| PROBLEM DESCRIPTION |
When the word "title" shows up in a line of the data below, copy that whole line.

··· AVAILABLE DATA

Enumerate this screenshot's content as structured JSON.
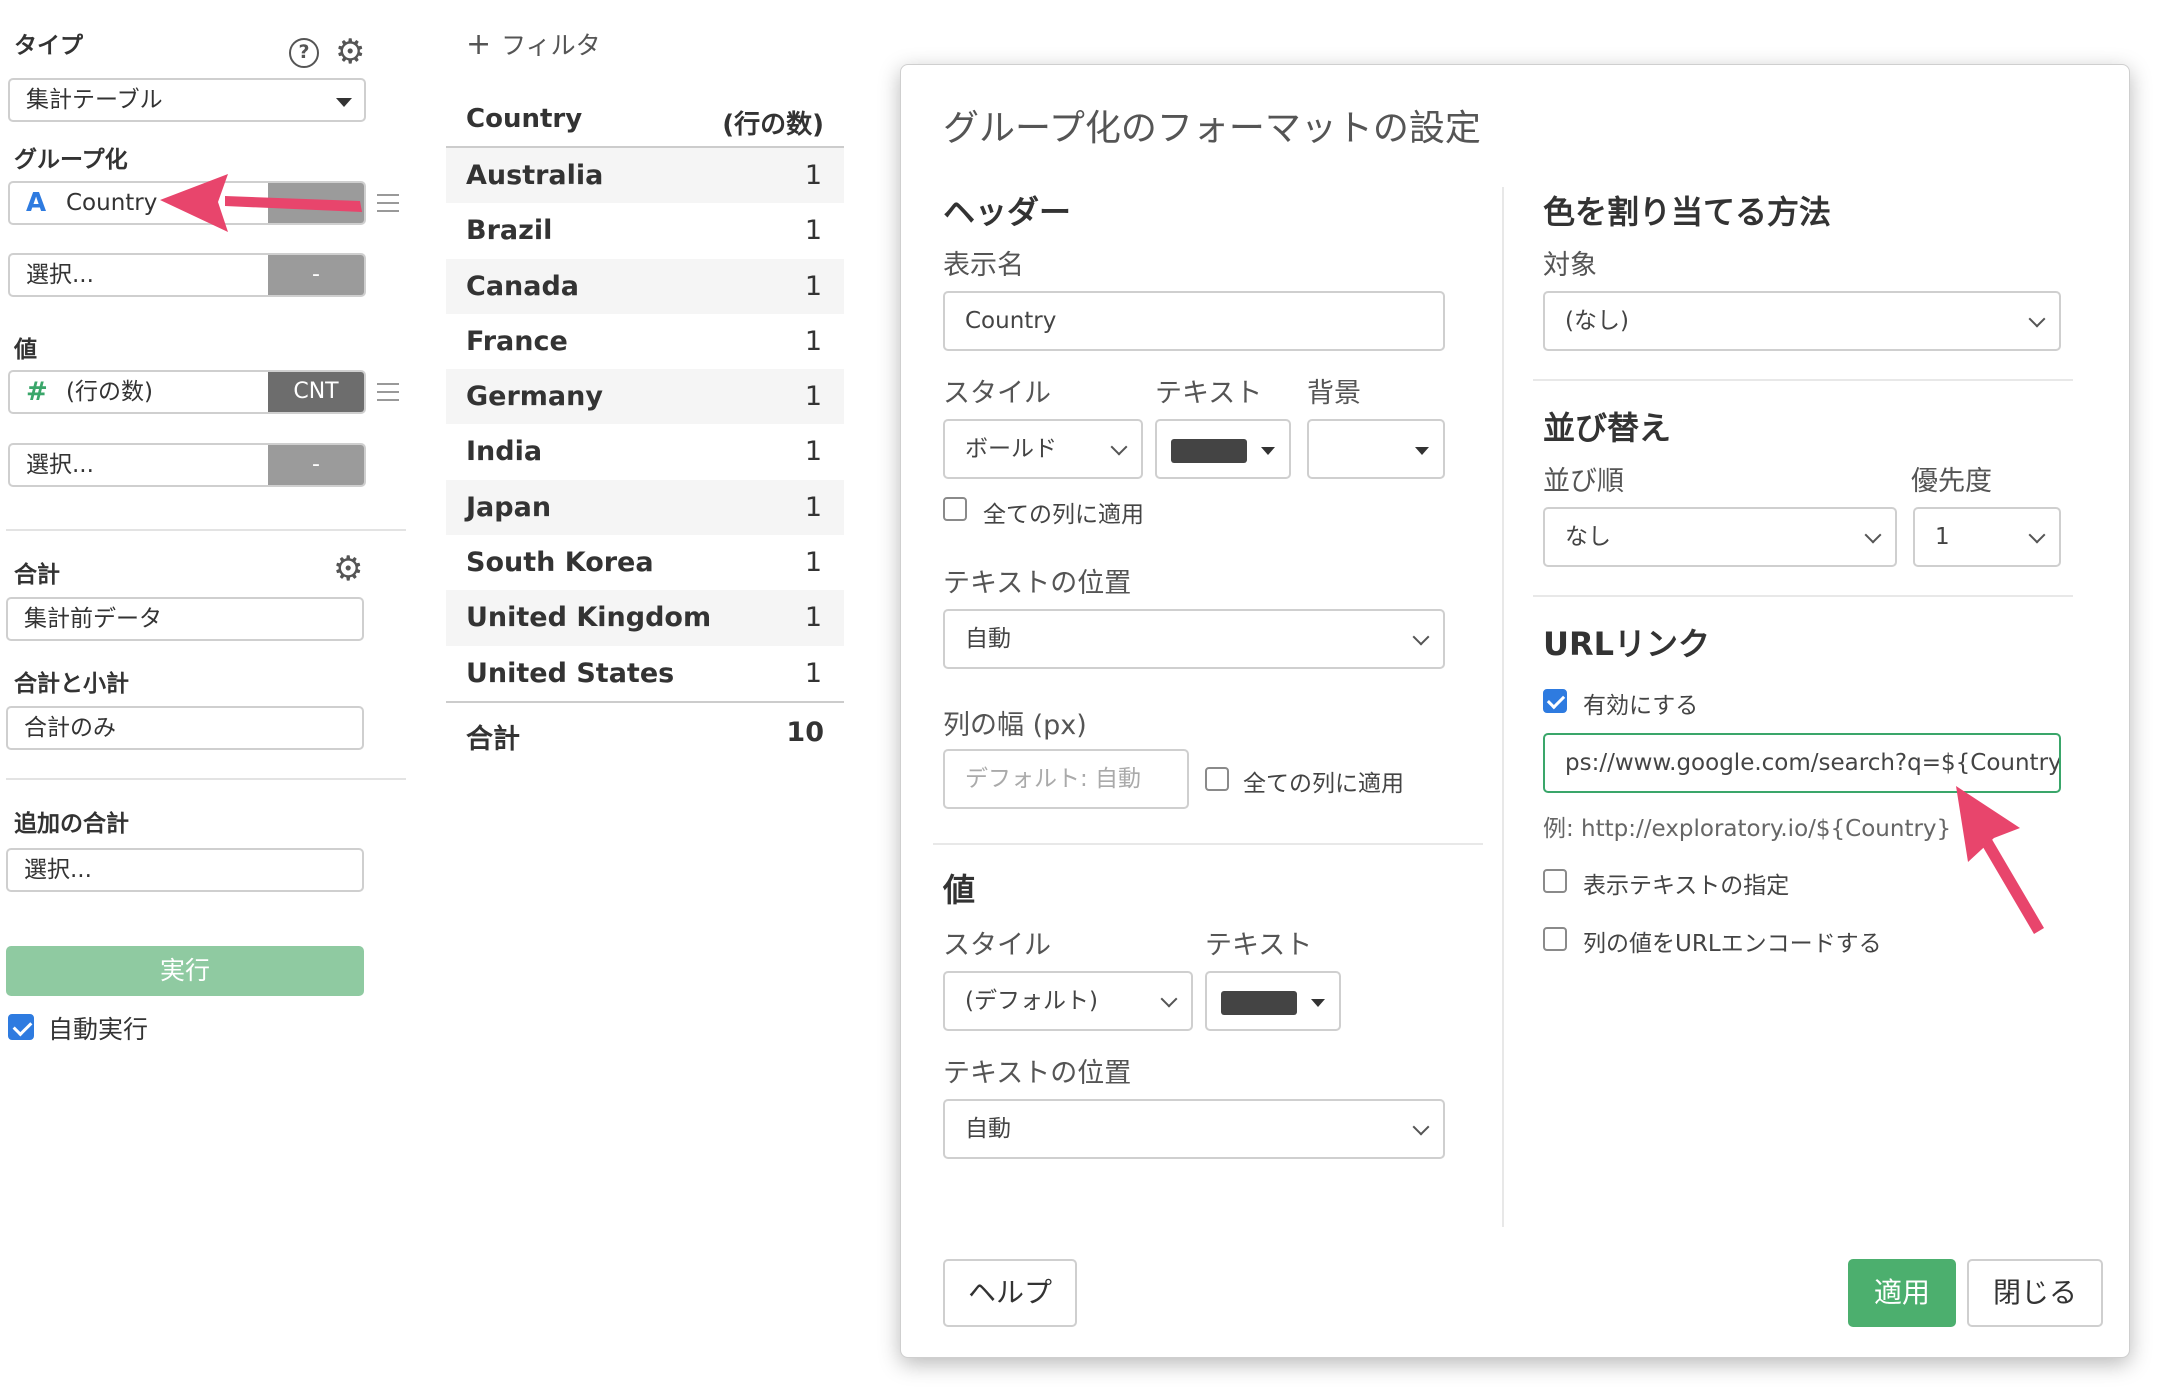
{
  "left_panel": {
    "type_label": "タイプ",
    "type_value": "集計テーブル",
    "group_label": "グループ化",
    "group_field": "Country",
    "group_field_icon": "A",
    "group_select_placeholder": "選択...",
    "group_select_agg": "-",
    "value_label": "値",
    "value_field": "(行の数)",
    "value_field_icon": "#",
    "value_agg": "CNT",
    "value_select_placeholder": "選択...",
    "value_select_agg": "-",
    "total_label": "合計",
    "total_value": "集計前データ",
    "subtotal_label": "合計と小計",
    "subtotal_value": "合計のみ",
    "extra_total_label": "追加の合計",
    "extra_total_placeholder": "選択...",
    "run_button": "実行",
    "auto_run_label": "自動実行",
    "auto_run_checked": true
  },
  "filter_label": "フィルタ",
  "table": {
    "headers": [
      "Country",
      "(行の数)"
    ],
    "rows": [
      {
        "country": "Australia",
        "count": "1"
      },
      {
        "country": "Brazil",
        "count": "1"
      },
      {
        "country": "Canada",
        "count": "1"
      },
      {
        "country": "France",
        "count": "1"
      },
      {
        "country": "Germany",
        "count": "1"
      },
      {
        "country": "India",
        "count": "1"
      },
      {
        "country": "Japan",
        "count": "1"
      },
      {
        "country": "South Korea",
        "count": "1"
      },
      {
        "country": "United Kingdom",
        "count": "1"
      },
      {
        "country": "United States",
        "count": "1"
      }
    ],
    "total_label": "合計",
    "total_value": "10"
  },
  "dialog": {
    "title": "グループ化のフォーマットの設定",
    "header_section": {
      "title": "ヘッダー",
      "display_name_label": "表示名",
      "display_name_value": "Country",
      "style_label": "スタイル",
      "text_label": "テキスト",
      "bg_label": "背景",
      "style_value": "ボールド",
      "apply_all_label": "全ての列に適用",
      "text_pos_label": "テキストの位置",
      "text_pos_value": "自動",
      "col_width_label": "列の幅 (px)",
      "col_width_placeholder": "デフォルト: 自動",
      "col_width_apply_all_label": "全ての列に適用"
    },
    "value_section": {
      "title": "値",
      "style_label": "スタイル",
      "text_label": "テキスト",
      "style_value": "(デフォルト)",
      "text_pos_label": "テキストの位置",
      "text_pos_value": "自動"
    },
    "color_section": {
      "title": "色を割り当てる方法",
      "target_label": "対象",
      "target_value": "(なし)"
    },
    "sort_section": {
      "title": "並び替え",
      "order_label": "並び順",
      "priority_label": "優先度",
      "order_value": "なし",
      "priority_value": "1"
    },
    "url_section": {
      "title": "URLリンク",
      "enable_label": "有効にする",
      "enable_checked": true,
      "url_value": "ps://www.google.com/search?q=${Country}",
      "example": "例: http://exploratory.io/${Country}",
      "display_text_label": "表示テキストの指定",
      "url_encode_label": "列の値をURLエンコードする"
    },
    "help_button": "ヘルプ",
    "apply_button": "適用",
    "close_button": "閉じる"
  },
  "colors": {
    "accent_green": "#4caf6e",
    "run_green": "#8fcaa1",
    "checkbox_blue": "#2e7be0",
    "annotation_arrow": "#e8456c",
    "color_swatch": "#444444"
  }
}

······

| RESULT FOR THIS TASK |
    "title": "グループ化のフォーマットの設定",
      "title": "ヘッダー",
      "title": "値",
      "title": "色を割り当てる方法",
      "title": "並び替え",
      "title": "URLリンク",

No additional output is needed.